▶ Your goal: List all lines in the material below that contain "SOLIDWORKS".

▶ Source data:
•••••

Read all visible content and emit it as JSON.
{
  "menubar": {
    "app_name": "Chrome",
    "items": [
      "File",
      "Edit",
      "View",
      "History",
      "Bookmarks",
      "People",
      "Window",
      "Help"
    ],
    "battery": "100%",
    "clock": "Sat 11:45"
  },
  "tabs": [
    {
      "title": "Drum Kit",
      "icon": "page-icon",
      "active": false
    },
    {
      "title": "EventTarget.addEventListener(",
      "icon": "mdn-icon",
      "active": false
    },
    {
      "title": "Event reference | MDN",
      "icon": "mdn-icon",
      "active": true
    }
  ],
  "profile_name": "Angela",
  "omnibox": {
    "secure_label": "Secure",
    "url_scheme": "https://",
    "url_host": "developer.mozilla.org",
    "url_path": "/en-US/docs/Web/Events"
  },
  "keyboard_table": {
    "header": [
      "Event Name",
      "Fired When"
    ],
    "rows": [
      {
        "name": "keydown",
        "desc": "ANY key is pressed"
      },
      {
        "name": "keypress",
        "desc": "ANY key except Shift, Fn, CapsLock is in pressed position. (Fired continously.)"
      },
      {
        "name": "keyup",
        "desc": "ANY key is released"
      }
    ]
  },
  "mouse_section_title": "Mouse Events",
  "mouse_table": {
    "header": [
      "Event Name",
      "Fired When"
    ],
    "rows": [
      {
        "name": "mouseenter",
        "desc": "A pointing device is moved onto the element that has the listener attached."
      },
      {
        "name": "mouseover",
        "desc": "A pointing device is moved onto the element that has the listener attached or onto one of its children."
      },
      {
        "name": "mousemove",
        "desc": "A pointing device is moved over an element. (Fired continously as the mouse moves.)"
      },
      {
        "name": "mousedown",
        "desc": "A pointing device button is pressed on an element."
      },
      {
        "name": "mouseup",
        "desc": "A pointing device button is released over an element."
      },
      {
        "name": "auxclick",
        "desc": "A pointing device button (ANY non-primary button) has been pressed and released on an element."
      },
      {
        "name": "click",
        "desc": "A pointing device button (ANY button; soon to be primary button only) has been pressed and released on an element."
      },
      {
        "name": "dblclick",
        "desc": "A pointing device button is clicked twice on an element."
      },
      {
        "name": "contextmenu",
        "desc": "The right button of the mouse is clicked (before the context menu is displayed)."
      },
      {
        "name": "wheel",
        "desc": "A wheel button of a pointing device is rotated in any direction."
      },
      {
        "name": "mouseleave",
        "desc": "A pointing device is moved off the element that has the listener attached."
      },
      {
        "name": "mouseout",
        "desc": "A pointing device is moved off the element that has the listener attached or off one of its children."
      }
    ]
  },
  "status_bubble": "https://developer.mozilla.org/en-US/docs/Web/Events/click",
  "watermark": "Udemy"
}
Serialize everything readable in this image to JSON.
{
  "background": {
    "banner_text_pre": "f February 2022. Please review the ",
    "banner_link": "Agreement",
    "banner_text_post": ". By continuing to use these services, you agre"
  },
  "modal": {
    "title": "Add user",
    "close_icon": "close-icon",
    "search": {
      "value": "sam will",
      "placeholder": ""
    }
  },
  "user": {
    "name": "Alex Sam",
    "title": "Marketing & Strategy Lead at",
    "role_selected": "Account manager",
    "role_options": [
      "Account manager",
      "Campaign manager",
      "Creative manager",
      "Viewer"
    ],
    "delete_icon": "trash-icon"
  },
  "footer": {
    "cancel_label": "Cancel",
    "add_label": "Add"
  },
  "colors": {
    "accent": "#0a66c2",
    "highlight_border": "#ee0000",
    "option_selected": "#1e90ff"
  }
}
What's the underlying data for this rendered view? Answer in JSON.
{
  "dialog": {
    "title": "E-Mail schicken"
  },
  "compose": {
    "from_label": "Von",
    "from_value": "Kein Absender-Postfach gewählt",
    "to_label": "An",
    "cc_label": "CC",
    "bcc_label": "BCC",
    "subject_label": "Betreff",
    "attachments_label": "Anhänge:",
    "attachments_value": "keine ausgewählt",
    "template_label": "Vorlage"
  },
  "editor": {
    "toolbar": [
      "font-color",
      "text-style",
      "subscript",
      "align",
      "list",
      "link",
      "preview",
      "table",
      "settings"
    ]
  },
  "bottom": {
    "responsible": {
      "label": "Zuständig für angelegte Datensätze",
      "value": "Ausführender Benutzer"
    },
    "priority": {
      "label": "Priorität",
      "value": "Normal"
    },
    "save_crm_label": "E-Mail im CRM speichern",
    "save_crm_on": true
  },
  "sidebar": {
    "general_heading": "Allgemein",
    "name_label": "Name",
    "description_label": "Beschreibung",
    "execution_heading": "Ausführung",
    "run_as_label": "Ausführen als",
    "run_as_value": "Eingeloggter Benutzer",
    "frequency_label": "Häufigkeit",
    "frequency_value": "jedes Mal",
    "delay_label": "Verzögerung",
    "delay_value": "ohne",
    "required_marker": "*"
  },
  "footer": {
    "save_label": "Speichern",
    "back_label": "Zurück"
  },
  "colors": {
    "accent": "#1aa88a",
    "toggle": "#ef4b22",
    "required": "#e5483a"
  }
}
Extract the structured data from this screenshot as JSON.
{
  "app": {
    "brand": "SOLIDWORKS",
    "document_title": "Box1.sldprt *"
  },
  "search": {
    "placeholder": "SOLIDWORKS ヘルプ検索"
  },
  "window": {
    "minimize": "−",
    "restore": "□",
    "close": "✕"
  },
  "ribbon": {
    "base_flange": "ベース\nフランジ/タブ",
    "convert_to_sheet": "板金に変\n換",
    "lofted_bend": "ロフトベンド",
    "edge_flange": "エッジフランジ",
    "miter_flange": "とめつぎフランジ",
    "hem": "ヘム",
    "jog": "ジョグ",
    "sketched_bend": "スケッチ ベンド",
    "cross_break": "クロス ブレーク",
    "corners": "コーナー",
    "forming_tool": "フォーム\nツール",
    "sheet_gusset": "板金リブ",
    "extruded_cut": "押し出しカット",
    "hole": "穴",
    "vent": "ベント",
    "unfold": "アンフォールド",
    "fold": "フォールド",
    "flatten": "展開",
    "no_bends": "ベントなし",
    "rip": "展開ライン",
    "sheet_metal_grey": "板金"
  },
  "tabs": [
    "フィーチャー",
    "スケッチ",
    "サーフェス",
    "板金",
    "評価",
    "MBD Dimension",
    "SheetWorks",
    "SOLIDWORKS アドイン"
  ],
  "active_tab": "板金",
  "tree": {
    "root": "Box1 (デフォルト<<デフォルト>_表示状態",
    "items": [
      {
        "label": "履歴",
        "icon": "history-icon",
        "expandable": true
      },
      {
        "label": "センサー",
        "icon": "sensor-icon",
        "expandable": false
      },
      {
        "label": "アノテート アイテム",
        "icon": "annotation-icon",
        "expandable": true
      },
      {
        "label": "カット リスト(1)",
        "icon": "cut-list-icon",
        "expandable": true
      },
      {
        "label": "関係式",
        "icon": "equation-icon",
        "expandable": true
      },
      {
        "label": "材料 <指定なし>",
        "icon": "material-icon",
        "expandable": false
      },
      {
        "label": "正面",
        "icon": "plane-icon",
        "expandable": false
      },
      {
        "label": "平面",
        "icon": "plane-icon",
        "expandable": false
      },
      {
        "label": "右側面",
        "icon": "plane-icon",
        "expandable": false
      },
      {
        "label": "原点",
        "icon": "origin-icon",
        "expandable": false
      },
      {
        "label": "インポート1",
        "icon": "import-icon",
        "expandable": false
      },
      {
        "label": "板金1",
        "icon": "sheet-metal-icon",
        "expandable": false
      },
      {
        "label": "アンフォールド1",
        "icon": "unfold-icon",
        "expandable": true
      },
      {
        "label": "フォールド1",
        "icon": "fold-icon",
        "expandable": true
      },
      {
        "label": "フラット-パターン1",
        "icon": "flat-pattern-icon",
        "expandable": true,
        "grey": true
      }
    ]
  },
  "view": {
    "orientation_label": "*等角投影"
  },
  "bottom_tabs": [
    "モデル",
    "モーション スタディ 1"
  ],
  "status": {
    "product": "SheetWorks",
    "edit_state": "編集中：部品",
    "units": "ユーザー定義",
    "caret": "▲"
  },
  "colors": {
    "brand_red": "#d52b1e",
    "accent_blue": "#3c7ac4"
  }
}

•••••

▶ Task output:
    "brand": "SOLIDWORKS",
    "placeholder": "SOLIDWORKS ヘルプ検索"
    "SOLIDWORKS アドイン"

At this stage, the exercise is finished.